The Danes are frequent winners of the world’s happiest people, and this is not a good fit for the Metaverse, he contended from his art gallery in Copenhagen, where he is working on bridging fine arts and digital platforms to help usher in what is being called the future of the internet. 

“The Danes may be experiencing far too much real utopian society to go looking for a virtual utopian replacement. Simply, life is good in Denmark,” he concluded.

In contrast, Vietnamese and Filipino fans of the Metaverse might be looking for escapism, he suggested – poignantly Ukraine is one of only two non-Asian countries in the top ten who love it.

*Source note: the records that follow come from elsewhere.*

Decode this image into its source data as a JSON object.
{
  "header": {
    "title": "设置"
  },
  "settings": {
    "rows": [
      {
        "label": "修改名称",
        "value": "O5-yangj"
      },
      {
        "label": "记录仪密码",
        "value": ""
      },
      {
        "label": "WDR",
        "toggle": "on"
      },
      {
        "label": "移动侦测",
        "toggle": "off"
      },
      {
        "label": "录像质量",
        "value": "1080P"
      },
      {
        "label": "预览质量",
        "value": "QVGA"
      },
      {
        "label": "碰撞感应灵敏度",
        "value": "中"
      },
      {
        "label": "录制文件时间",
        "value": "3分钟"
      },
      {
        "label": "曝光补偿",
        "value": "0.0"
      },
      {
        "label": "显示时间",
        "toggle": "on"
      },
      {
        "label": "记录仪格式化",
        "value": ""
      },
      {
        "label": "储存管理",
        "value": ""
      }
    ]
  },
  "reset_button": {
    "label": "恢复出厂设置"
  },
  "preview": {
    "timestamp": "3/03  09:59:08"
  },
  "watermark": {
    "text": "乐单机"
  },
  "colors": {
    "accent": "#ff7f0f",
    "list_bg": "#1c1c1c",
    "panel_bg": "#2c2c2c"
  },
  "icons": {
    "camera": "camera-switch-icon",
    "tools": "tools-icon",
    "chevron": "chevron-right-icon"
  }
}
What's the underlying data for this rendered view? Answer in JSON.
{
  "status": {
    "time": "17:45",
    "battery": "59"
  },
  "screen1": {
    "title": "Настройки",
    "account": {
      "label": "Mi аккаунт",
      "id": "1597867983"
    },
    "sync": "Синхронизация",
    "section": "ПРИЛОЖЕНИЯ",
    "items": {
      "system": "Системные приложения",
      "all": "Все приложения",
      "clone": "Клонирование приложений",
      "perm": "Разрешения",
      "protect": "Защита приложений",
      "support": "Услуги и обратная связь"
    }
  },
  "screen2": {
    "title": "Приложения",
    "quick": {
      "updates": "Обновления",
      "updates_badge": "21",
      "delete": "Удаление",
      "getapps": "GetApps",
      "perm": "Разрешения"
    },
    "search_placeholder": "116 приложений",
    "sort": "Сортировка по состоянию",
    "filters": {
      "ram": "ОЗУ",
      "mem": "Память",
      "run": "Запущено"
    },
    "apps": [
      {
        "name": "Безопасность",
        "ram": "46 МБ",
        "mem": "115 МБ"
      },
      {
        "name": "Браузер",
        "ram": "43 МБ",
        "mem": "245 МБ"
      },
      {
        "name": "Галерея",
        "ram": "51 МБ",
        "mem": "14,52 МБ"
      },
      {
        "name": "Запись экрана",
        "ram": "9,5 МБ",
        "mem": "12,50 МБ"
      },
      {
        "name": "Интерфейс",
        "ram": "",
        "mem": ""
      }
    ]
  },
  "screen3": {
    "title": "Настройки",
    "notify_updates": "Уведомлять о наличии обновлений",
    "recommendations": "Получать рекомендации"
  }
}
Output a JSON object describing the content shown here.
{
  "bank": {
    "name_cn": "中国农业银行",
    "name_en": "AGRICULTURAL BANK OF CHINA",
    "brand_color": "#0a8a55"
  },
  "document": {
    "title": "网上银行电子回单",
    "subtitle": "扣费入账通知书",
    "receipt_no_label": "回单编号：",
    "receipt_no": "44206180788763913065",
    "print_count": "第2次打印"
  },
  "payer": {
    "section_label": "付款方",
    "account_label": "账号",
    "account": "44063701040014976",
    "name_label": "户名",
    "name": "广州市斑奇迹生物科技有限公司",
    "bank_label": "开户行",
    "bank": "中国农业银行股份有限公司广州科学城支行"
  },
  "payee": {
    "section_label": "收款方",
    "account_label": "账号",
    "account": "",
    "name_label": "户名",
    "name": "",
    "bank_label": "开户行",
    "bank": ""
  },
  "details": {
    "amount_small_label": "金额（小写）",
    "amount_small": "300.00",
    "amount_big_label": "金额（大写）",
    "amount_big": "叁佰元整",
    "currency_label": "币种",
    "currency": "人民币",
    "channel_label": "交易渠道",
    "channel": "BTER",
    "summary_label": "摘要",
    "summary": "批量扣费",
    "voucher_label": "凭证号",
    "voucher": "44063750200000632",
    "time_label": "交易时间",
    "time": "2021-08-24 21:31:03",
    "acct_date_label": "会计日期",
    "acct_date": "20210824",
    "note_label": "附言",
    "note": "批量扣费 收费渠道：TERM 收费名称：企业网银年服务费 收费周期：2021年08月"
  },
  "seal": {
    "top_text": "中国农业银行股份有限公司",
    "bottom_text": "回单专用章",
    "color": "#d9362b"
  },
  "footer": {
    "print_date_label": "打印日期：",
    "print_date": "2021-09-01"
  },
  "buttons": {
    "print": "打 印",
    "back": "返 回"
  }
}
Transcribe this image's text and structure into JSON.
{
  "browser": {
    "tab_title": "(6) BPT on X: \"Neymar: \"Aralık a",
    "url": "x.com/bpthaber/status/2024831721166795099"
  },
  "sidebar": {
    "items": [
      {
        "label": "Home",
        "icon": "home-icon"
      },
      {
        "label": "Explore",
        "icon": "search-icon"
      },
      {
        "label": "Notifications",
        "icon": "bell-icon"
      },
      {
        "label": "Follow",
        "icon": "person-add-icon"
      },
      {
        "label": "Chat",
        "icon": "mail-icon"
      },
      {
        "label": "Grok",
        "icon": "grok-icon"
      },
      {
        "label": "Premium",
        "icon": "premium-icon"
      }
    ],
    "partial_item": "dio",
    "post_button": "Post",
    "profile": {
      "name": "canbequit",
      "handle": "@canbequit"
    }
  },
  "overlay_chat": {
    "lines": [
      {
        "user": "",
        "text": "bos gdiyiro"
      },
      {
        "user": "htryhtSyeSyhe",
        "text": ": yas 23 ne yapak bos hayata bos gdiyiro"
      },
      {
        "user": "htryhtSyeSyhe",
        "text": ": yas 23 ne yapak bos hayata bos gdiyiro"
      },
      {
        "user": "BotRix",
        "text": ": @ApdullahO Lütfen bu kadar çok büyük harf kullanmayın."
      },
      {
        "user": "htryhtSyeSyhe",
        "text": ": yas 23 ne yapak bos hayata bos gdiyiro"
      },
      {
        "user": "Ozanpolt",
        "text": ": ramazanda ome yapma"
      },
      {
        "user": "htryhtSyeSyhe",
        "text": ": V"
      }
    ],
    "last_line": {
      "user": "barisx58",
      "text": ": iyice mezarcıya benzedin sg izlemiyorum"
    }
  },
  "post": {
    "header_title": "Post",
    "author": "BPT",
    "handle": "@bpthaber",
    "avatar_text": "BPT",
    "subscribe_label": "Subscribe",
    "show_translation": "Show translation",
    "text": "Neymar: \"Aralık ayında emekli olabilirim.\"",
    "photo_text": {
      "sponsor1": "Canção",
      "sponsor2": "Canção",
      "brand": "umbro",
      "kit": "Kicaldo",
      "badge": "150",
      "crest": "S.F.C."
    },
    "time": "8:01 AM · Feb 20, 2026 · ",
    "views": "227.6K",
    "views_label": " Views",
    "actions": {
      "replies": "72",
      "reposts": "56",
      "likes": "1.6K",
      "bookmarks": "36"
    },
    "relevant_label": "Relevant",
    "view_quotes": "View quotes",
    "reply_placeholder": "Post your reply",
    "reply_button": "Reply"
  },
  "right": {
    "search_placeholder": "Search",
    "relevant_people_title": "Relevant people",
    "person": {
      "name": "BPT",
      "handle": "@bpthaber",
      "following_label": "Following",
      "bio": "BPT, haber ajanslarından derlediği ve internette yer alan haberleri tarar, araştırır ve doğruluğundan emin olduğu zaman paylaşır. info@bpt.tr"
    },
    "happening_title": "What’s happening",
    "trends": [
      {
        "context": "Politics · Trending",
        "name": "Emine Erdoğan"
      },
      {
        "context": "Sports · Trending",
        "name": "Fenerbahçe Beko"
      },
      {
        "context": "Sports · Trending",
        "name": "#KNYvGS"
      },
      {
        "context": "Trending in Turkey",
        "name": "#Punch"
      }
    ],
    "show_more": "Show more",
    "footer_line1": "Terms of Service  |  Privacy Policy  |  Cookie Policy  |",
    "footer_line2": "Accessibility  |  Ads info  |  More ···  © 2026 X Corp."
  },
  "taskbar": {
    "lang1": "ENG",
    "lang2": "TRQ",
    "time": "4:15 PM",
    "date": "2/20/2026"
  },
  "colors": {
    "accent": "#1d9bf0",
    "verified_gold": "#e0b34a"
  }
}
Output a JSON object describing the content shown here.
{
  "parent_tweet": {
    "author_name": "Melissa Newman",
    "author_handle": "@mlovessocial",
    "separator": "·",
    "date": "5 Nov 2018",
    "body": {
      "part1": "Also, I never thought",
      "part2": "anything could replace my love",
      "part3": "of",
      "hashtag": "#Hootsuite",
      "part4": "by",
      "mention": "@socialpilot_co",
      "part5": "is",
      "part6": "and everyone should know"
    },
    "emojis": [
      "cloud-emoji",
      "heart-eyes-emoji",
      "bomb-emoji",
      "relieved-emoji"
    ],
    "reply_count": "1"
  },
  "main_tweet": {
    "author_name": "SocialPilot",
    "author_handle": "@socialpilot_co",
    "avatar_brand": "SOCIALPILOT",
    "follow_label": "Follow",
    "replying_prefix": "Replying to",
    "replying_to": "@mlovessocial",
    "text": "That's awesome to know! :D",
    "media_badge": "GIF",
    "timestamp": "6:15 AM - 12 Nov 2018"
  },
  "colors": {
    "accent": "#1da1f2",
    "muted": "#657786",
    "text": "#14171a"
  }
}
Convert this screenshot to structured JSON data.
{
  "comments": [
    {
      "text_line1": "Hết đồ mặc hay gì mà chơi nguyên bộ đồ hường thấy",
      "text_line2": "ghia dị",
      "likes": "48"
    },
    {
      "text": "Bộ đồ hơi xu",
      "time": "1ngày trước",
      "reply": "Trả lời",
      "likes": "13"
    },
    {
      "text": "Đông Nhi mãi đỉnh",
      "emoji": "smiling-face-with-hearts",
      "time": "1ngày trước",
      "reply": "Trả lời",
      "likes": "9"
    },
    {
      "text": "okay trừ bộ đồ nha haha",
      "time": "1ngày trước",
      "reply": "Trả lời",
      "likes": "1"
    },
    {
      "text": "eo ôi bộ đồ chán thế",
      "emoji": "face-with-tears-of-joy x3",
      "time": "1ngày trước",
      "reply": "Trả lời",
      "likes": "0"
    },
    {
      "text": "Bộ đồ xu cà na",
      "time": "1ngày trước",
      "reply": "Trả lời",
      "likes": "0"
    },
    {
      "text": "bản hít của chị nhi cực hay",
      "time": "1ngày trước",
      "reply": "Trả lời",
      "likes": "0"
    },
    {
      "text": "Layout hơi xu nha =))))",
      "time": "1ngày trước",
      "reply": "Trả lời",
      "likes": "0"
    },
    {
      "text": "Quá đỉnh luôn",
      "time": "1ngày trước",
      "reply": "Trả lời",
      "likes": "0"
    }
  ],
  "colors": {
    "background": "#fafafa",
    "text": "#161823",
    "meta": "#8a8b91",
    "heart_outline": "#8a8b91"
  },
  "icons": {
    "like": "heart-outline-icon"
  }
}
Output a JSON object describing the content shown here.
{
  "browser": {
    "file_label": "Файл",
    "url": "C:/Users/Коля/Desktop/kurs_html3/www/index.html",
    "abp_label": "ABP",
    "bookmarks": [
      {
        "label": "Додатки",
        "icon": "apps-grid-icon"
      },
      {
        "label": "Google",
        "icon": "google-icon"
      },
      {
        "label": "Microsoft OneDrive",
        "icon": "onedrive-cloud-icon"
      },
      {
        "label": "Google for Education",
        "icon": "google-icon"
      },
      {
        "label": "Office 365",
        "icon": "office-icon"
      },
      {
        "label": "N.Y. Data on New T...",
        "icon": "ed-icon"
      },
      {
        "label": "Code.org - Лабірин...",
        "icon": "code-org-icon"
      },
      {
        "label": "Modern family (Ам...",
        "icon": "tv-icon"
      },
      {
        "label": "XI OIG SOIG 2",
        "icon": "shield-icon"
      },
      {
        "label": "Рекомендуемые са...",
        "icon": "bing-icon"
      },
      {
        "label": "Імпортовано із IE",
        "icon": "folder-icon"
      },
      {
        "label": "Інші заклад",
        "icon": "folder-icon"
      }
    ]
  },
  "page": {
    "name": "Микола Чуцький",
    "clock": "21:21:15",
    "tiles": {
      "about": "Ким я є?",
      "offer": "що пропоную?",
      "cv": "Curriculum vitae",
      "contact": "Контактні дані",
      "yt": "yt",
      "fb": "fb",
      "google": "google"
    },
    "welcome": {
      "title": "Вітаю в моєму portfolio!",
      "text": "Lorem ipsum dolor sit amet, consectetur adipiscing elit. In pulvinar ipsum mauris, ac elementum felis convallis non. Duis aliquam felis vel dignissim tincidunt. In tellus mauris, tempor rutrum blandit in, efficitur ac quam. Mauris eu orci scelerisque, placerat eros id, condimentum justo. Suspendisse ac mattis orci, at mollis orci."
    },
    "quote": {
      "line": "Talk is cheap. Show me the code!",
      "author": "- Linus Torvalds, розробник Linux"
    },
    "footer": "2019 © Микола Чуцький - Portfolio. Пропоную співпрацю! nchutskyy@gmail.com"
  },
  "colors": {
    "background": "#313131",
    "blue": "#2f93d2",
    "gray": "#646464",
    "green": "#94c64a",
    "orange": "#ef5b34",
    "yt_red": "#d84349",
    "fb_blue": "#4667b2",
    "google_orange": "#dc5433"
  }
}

A matter of sophistication 
Furthermore, the Metaverse is currently lacking in sophistication if the “designed-by-committee nightmarish safety manual look” of Horizon Worlds is anything to go by”, pointed out Prince – again making it a better fit for tastes in Vietnam and the Philippines than Denmark and its northern European neighbours.

“The first designs of the Metaverse have been very cartoony and appealing to a mass consumption or unsophisticated aesthetic taste. This is not being overly critical, more a direct observation backed by early success in the Metaverse by companies like Roblox, which was specifically designed for kids,” explained Prince.

“In contrast, poorer countries like the Philippines seem to be engaging generously with the Metaverse and how it is currently being presented. Maybe these people are more optimistic and thankful, or maybe the candy-deliverable cartoony palette is more appealing than their reality.”

Value increasing by the day
According to Gartner, 25 percent of the planet’s population will be spending at least an hour per day in the Metaverse by 2026 – as it becomes a mecca for gamers – while McKinsey predicts the sector could be generating as much as 5 trillion US dollars in value by 2030. 

Facebook (remember that it changed its name to Meta in 2021, but nobody cares) has seen a recent downturn in interest in its new venture Horizon Worlds, which it launched in 2021 after acquiring the VR platform Oculus for 2 billion US dollars seven years earlier.

Subscriptions to Horizon Worlds were initially brisk, reaching 300,000 active users by February 2022. But since then, numbers have fallen by 50 percent. The company’s share price toppled by 70 percent in 2022.